Tuesday, October 06, 2009

The competing ideas of accountability and no blame

A decade ago the Institute of Medicine (IOM) issued its landmark patient safety recommendations. Included was the statement that medicine should move away from a culture of individual blame toward a systems based approach of safety enhancements. Don Berwick, president of the Institute for Health Care Improvement, echoed this sentiment in his address at SHM 2008. He said that the onus for patient safety should shift away from individual doctors because they, most of them anyway, traditionally run at top speed. To continually ask overstressed doctors to do “just a little more” to fix safety problems, he argued, would be counterproductive. Among the benefits of a blame-free approach, many patient safety experts also agreed, would be a new culture of transparency.

Ironically, the IOM, with the issuance of its report, undermined its own aspirations for a culture of transparency right out of the gate! They did this by indiscriminately referring to a broad spectrum of adverse patient outcomes as “errors.” This unfortunate attribution, based on faulty analysis of a landmark study on adverse hospital events, I have argued, did much to sabotage the cause of patient safety in the decade that followed. (For the original investigator’s own criticism of the IOM’s interpretation see this editorial). Instead of an era of transparency we entered a heightened culture of blame and finger pointing. The most vivid example of this, of course, is Medicare’s never events policy, of which we are just beginning to realize the adverse consequences. According to a recent report by the Patient Safety Project we’ve effectively implemented virtually none of the IOM’s patient safety recommendations for system improvement and transparency. I argued that this should not be surprising given the heightened culture of blame fueled by faulty analysis of research findings, sloppy use of language and media hype.

So now we have Bob Wachter offering a little different take. He wonders whether we’ve taken the no-blame idea too far:

In this week’s New England Journal, Peter Pronovost and I make the case for striking a new balance between “no blame” and accountability. Come on folks, it’s time.

I agree with much of the substance of Bob’s argument although I have a problem with his tone and choice of terms. We can start with the premise that either of the two competing ideas, blame and no-blame, can be taken to an unhealthy extreme.
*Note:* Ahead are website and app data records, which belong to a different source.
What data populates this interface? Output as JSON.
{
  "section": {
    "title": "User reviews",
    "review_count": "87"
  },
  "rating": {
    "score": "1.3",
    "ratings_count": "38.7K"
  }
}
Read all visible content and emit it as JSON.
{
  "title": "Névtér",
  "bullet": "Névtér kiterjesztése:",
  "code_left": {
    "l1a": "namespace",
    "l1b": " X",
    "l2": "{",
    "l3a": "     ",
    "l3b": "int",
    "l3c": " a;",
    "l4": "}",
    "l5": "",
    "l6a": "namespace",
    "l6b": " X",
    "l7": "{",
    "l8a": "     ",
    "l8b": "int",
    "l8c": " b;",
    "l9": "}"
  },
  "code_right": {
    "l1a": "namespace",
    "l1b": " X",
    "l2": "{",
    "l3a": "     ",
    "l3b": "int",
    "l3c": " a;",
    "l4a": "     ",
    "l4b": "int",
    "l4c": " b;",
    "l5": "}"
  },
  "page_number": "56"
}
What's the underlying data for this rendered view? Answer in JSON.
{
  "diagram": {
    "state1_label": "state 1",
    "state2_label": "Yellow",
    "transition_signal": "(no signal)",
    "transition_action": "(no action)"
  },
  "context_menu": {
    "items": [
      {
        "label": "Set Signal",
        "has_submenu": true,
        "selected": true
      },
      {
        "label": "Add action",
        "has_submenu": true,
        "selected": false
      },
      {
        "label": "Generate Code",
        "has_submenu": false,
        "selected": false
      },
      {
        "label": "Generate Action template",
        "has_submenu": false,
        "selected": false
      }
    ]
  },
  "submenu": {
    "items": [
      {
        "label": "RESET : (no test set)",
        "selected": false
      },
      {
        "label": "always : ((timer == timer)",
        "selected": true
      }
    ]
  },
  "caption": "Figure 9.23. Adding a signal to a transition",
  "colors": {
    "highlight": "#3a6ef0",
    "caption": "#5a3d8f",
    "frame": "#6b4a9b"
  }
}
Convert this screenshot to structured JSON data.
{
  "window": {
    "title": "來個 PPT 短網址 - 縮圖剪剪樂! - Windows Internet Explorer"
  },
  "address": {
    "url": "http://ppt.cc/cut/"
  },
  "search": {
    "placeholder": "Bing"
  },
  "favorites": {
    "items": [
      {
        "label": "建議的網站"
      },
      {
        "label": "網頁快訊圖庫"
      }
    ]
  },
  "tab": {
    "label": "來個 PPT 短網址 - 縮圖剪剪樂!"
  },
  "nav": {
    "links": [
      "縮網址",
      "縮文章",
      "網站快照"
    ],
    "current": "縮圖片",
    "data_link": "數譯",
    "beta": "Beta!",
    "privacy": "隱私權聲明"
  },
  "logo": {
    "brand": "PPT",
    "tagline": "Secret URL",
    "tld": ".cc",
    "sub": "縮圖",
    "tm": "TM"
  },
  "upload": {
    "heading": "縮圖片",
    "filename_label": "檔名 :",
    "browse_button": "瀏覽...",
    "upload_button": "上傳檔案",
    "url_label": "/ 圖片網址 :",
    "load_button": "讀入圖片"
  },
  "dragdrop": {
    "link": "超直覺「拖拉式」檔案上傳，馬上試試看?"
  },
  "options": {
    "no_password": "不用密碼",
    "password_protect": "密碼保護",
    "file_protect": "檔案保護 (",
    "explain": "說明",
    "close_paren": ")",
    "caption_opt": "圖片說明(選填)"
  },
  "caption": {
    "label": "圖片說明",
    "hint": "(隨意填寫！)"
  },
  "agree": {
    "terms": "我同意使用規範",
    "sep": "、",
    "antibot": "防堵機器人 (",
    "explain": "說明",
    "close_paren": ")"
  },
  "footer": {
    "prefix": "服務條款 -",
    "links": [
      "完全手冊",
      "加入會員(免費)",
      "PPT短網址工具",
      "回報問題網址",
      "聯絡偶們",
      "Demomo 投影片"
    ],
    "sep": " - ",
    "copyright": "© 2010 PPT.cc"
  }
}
We can also agree that if a health care worker repeatedly flouts safety rules there should be consequences.

Bob goes on to address the problem of hand washing compliance:

At most hospitals, hand hygiene rates hover between 30-70%, and it’s a near-miracle when they top 80%. When I ask people how they’re working to improve their rates, the invariable answer is “we’re trying to fix the system.”

Now, don’t get me wrong. I believe that our focus on dysfunctional systems is responsible for much of our progress in safety and quality over the past decade. We now understand that most errors are committed by good, well-intentioned caregivers, and that shaming, suing, or shooting them can’t fix the fallibility of the human condition.

But not washing hands? When I hear, “It’s a systems problem,” my BS detector goes a little bit haywire, particularly after I walk around the hospital and see alcohol gel dispensers every 2 feet and glossy photos of smiling clinical leaders cleaning their hands at every turn.

Well, if as many as 70% of hospital personnel are not washing their hands I’d say the problem is pretty systematic. At SHM 09 Bob mentioned a company that installs video surveillance equipment, monitors and gives real time feed back on hand washing compliance rates on individual wards. He’s been lobbying to get it installed at his institution, UCSF. It looks like a great idea and guess what? It’s a system enhancement!

Meanwhile our culture of blame devolves. The notion that “adverse event equals medical error” has been codified administratively by Medicare. The trial lawyers are watching.

We should learn from the failed IOM initiative that words like “error” mean things. We need to be more careful how we use them.

No comments: